Tony Antoniazzi has never answered my letter. Further, he has never publicly acknowledged whether or not he has traded in the shares of his brother’s companies, each of which has lost over 90 percent of its value. Those who harbour qualms with regard to asking publicly elected officials about their investments might consider U.S. President Donald Trump and U.S. Senator Bernie Sanders, and almost all other U.S. politicians, who publicly disclose their investment holdings.

Questioning a mayoral candidate about his investment holdings, particularly in the face of a suspicious death, is the job of journalists, which, quite frankly, this writer is amazed that the local Kirkland Lake newspaper, the Northern News, has not once taken part in, and has, instead, printed articles of a seeming flim flam nature covering stock offerings from companies comparable to Opawica and RT Minerals like Kerr Mines Inc., the stock of which has lost almost all of its value.

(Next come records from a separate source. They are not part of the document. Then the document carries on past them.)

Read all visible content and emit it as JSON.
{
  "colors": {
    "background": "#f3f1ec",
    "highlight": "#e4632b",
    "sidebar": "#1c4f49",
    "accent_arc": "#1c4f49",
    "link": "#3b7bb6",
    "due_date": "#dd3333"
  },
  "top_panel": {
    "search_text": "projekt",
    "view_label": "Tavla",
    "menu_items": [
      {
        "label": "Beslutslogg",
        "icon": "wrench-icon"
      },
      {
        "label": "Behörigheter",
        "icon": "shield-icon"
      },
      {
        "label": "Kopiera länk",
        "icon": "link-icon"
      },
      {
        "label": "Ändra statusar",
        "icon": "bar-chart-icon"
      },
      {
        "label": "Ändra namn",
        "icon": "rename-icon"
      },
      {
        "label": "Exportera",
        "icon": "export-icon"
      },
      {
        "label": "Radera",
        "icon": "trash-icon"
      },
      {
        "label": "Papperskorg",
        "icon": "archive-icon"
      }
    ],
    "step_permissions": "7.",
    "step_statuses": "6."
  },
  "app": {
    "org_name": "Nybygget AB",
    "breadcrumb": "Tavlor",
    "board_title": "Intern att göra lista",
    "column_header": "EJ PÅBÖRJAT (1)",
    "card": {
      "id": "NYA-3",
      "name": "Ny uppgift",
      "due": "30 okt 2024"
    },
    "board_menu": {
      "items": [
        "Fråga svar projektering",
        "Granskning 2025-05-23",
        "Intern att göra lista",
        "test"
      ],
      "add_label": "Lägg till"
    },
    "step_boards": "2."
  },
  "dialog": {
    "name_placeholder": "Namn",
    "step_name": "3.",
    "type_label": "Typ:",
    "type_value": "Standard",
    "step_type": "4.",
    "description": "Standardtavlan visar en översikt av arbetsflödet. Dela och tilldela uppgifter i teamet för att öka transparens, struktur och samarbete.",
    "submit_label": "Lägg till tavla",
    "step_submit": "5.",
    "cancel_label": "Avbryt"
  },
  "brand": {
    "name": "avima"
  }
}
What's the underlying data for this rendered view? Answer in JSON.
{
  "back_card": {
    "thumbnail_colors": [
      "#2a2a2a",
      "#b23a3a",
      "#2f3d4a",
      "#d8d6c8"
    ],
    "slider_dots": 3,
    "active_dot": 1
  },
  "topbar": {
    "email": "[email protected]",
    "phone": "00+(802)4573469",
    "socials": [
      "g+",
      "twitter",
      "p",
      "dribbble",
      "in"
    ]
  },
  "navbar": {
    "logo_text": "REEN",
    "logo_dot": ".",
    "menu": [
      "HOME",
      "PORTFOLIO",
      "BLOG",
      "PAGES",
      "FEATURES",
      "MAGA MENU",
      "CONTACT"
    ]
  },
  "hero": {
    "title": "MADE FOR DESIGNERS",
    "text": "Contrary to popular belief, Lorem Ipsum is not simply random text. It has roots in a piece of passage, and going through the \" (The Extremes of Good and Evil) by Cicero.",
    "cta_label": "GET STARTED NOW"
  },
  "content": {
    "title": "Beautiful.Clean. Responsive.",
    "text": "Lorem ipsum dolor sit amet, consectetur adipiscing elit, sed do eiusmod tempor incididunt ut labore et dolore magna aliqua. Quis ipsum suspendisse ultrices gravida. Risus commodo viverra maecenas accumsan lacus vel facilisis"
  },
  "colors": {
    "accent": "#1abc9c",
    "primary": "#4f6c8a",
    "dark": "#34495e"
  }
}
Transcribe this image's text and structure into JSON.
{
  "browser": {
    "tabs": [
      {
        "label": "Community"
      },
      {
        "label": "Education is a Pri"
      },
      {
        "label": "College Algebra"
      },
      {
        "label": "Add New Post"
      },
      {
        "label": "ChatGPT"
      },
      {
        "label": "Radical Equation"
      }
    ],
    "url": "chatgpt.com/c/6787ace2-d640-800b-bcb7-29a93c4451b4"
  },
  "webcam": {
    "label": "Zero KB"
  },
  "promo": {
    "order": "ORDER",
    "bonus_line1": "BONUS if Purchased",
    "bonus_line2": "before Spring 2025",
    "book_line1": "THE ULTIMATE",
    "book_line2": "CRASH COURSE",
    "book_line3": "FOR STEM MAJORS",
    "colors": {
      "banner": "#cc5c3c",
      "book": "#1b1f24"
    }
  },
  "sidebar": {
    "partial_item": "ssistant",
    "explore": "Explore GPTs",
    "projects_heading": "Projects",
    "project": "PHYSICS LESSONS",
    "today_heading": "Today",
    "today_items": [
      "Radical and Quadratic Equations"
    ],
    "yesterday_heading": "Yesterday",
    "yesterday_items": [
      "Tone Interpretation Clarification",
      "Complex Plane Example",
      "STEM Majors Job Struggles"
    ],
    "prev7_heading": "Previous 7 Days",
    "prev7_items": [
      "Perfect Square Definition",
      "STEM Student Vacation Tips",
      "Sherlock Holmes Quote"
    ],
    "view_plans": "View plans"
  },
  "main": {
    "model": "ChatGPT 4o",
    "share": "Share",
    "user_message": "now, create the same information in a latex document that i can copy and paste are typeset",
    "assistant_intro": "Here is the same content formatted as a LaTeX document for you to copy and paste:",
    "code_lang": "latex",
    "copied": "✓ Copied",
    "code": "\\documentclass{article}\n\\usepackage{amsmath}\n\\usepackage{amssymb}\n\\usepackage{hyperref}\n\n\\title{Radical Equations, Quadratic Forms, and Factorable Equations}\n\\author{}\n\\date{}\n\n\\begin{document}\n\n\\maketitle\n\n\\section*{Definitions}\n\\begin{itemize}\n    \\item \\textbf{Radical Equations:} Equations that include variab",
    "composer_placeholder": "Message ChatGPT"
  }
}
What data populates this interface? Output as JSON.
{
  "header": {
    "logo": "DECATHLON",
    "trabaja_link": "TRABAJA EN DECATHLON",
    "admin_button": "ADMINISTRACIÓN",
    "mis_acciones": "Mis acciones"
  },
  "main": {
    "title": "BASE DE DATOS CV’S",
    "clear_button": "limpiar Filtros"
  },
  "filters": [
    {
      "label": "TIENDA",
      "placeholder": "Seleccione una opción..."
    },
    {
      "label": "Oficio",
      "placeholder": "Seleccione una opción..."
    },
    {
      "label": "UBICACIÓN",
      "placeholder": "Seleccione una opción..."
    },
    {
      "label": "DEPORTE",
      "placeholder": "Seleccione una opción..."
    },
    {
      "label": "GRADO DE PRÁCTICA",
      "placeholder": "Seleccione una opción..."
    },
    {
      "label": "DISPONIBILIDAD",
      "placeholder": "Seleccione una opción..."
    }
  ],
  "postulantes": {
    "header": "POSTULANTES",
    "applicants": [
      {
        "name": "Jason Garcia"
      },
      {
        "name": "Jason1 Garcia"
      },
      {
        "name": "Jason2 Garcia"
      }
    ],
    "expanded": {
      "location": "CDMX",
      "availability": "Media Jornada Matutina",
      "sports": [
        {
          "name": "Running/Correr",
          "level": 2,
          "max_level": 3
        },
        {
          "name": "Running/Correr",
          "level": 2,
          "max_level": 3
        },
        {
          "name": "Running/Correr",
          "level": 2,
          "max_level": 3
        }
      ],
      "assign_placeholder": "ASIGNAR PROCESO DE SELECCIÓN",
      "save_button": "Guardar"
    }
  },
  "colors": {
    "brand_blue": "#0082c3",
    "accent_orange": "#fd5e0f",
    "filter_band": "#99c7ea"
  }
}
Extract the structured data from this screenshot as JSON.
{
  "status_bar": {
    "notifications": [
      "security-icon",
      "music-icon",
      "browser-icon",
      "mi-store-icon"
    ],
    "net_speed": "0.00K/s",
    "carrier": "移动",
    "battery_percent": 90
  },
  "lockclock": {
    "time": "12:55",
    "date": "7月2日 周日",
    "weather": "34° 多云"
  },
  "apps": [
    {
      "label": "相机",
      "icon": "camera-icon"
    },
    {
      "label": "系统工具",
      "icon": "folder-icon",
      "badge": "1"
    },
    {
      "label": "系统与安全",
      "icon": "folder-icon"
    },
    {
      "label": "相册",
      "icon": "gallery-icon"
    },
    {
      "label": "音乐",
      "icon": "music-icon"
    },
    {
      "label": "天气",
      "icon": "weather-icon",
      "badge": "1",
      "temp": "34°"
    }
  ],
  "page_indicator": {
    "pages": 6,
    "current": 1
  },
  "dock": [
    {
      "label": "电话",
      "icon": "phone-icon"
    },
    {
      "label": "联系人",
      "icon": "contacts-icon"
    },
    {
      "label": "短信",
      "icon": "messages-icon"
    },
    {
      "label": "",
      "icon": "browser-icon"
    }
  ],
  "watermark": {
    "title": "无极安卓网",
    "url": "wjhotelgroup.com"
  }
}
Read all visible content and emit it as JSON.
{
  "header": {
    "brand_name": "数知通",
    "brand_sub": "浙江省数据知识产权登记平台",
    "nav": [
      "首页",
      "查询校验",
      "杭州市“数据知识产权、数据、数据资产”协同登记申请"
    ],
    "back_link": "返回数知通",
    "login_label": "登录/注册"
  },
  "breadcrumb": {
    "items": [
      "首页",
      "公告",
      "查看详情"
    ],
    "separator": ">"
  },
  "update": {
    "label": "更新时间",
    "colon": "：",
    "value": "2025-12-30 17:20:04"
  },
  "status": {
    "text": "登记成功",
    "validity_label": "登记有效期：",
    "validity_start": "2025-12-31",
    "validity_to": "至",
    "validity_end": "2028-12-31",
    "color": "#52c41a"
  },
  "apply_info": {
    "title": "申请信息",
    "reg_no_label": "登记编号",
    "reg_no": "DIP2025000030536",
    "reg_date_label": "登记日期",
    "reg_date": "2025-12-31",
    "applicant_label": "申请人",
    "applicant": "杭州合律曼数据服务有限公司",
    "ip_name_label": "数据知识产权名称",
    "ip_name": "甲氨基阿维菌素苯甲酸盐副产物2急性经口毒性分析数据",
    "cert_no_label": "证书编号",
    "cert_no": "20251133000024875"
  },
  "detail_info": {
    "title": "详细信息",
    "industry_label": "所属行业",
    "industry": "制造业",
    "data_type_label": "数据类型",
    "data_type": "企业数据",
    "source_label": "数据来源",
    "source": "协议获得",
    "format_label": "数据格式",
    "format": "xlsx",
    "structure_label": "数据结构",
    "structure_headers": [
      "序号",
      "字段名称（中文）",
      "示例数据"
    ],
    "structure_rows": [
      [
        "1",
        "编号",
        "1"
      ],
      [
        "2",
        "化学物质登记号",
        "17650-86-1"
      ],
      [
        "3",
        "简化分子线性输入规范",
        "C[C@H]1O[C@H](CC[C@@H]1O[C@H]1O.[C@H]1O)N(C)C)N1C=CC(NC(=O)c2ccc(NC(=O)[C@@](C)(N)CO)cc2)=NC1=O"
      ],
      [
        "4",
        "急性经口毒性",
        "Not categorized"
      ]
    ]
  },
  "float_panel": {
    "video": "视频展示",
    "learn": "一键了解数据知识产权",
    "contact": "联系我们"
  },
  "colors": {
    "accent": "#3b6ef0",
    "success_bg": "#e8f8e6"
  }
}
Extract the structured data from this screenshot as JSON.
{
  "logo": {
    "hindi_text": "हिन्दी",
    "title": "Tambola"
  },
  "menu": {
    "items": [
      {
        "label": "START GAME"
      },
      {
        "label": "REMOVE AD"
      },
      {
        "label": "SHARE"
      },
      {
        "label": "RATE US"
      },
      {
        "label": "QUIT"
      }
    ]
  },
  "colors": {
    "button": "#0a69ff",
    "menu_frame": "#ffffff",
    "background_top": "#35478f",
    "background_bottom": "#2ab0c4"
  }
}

I do not believe that the recent retirement of Rick Owen, the writer responsible for many of these pieces with the Northern News, and my arrival on the northern Ontario reporting scene, is a coincidence.

From 2008 to present, companies associated with Paul Antoniazzi, RT Minerals, Opawica Explorations, and Affinity Gold have each offered numerous private placements, to a number of different investors. This writer finds the timing of the August 22, 2008 RT Minerals IPO, just weeks before Nadine Antoniazzi’s death, particularly intriguing.

In my January 20, 2017 report to Canadian Minister of Public Safety Ralph Goodale, as well as numerous articles with Blasting News, I have detailed how the issuers and distributors of the stocks of companies which go on to lose most of their value may be faced with motive to commit nefarious acts.

For example, one hypothetical, though plausible, scenario, among many, could have seen Paul and Wayne promoting RT Minerals or Opawica Explorations shares to customers of the Kirkland Lake IDA Pharmacy. If Nadine Antoniazzi were to intentionally, or inadvertently, expose, or threaten to expose, the nature of the shares that went on to lose most of their value, Paul, Wayne, and possibly others, could conceivably be seen with motive to conceal this, plausibly by murdering her. It is also conceivable that Nadine Antoniazzi took her own life out of simple disgust with her husband’s business dealings.